Our leasehold specialist solicitors maintain up-to-date knowledge of any conveyancing law developments and will use current trends to ensure you and the parties who manage your property are meeting all relevant legal requirements. When you seek legal advice from us, you will be placed in the best possible position to avoid any legal issues that can sometimes emerge from this process.
Solicitors Specialising in Leasehold Properties Near Me
JMW’s headquarters are based in London and Manchester, but our expert solicitors operate all over the country. Wherever you are located, seek advice and guidance from the expert leasehold solicitors at JMW. We can arrange online video calls for those who are out of the way.
FAQs About Our Leasehold Solicitor Services
Do you need a solicitor to acquire a leasehold property?
It is highly recommended that you seek legal advice when looking to acquire a leasehold. Property conveyancing is a complex area of law with many pitfalls that can lead to costly and time-consuming mistakes. By working with our leasehold solicitors, you can be confident that you will avoid issues and get the most out of your leasehold deal.
What responsibilities do leaseholders have?
Leaseholders' primary responsibility is to make rent payments on time - under a leasehold, this is referred to as 'ground rent'. Additionally, leaseholders may have to maintain and manage the property, and they may have to contribute to insurance payments. These requirements will be included in your leaseholder contract and should be discussed with the property owners. Our solicitors will help you to understand these requirements and may be able to negotiate them to get better terms for you.
Can you be kicked out of a leasehold property?

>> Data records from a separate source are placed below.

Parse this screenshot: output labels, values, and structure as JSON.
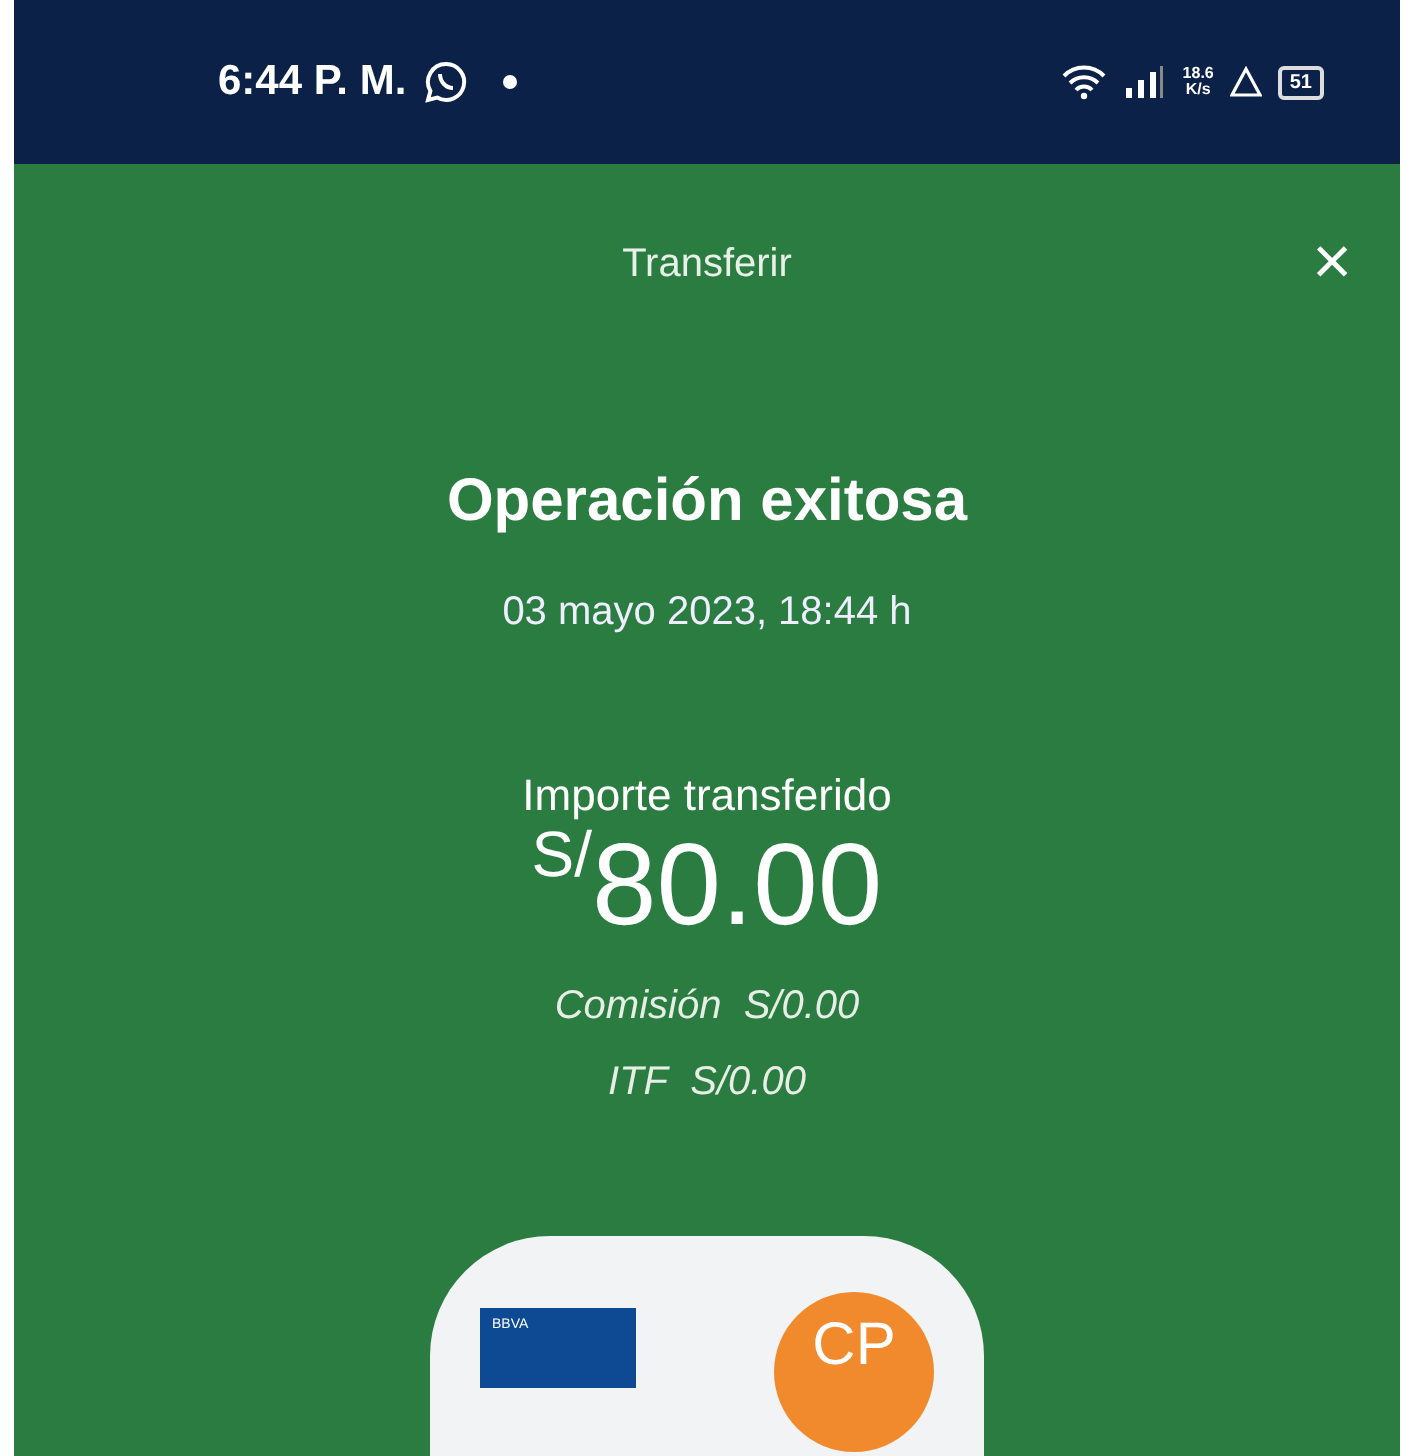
{
  "status_bar": {
    "time": "6:44 P. M.",
    "net_speed": "18.6",
    "net_unit": "K/s",
    "battery": "51"
  },
  "header": {
    "title": "Transferir",
    "close": "×"
  },
  "result": {
    "title": "Operación exitosa",
    "date": "03 mayo 2023, 18:44 h",
    "amount_label": "Importe transferido",
    "amount": "$^{S/}$80.00",
    "fees": [
      {
        "label": "Comisión",
        "value": "S/0.00"
      },
      {
        "label": "ITF",
        "value": "S/0.00"
      }
    ]
  },
  "transfer_card": {
    "bank_logo": "BBVA",
    "recipient_initials": "CP"
  }
}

As a leaseholder, you may be kicked out of a property if you breach the terms of the lease that you officially agreed to by signing the leasehold agreement. The property owner should have stated the consequences of breaching the terms on the agreement that you signed, so you should understand your expectations. However, if you believe that the terms are unfair, you may be able to do something about it - in which case, you should speak to a legal expert.

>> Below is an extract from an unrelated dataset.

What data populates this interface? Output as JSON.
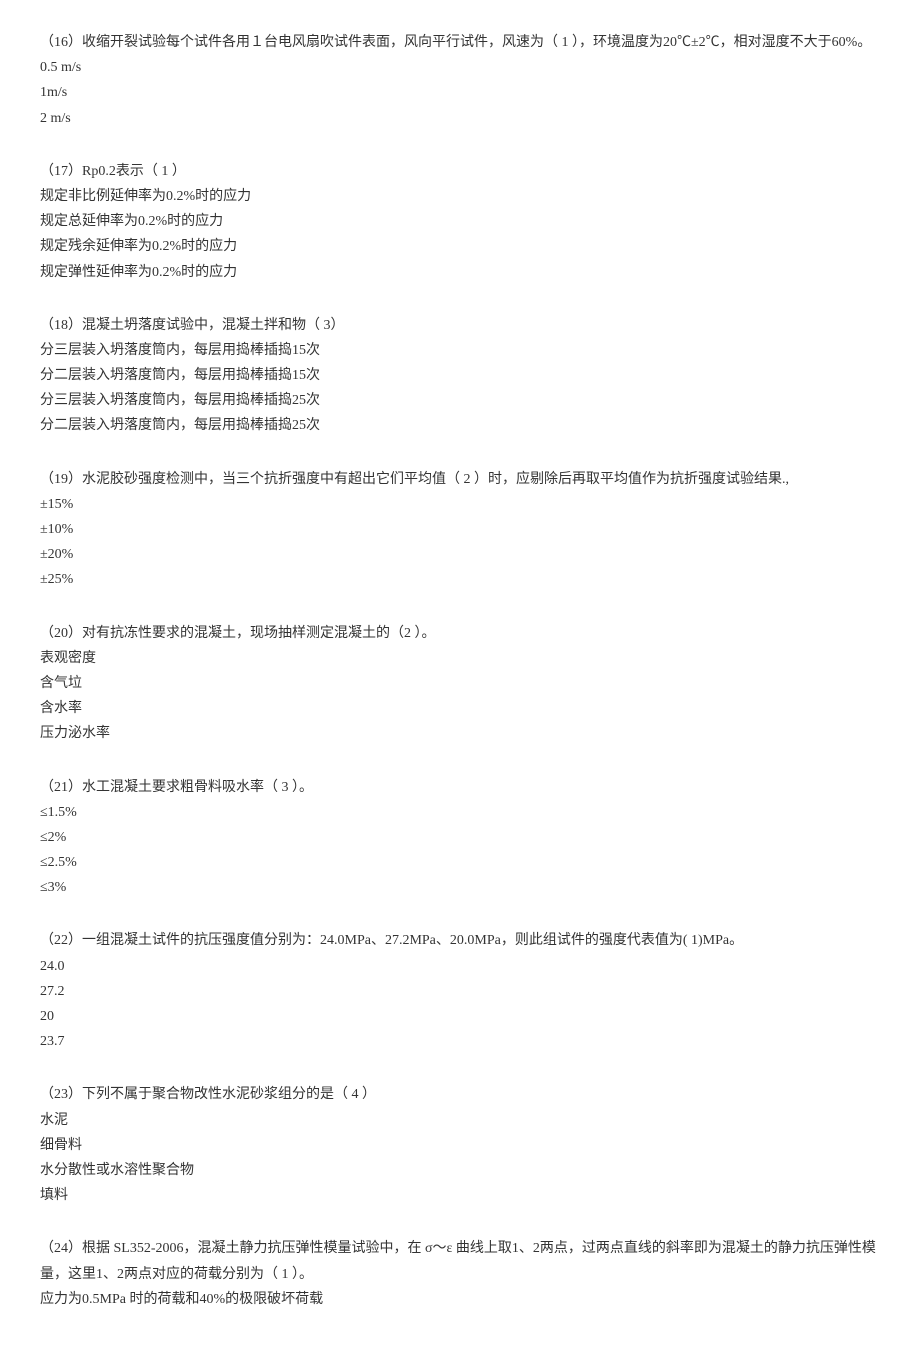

Can a landlord refuse your request to renew a lease?
If you have breached the terms of your leasehold agreement, the landlord can refuse to renew your lease and demand that you leave the property when it is up. Depending on the terms of your lease, your landlord may also be able to evict you from the property.
Landlords may also be able to repossess leasehold property for their own use, but they must be able to prove their intentions to do so and not be restricted from doing so by the leasehold agreement. In many cases, landlords will be able to move back into the property once your leasehold agreement is up.
What is the difference between leasing and renting a property?
The main difference between renting and leasing a property is that renting is typically done on a short-term basis, with rental agreements usually lasting up to a year, while leasehold agreements can be granted for any length of time from the usual 21 years to 999. This also means that leasehold terms are different to reflect this greater length of time and the function that the property will be used for.
Is leasing better than renting?
Whether you should lease or rent a property will depend entirely on your situation and goals. Renting is the typical choice for residents who are not planning to live in the property permanently, while leasing enables the residents to use the property for commercial reasons. These are different functions and you should therefore do one or the other, depending on your objectives.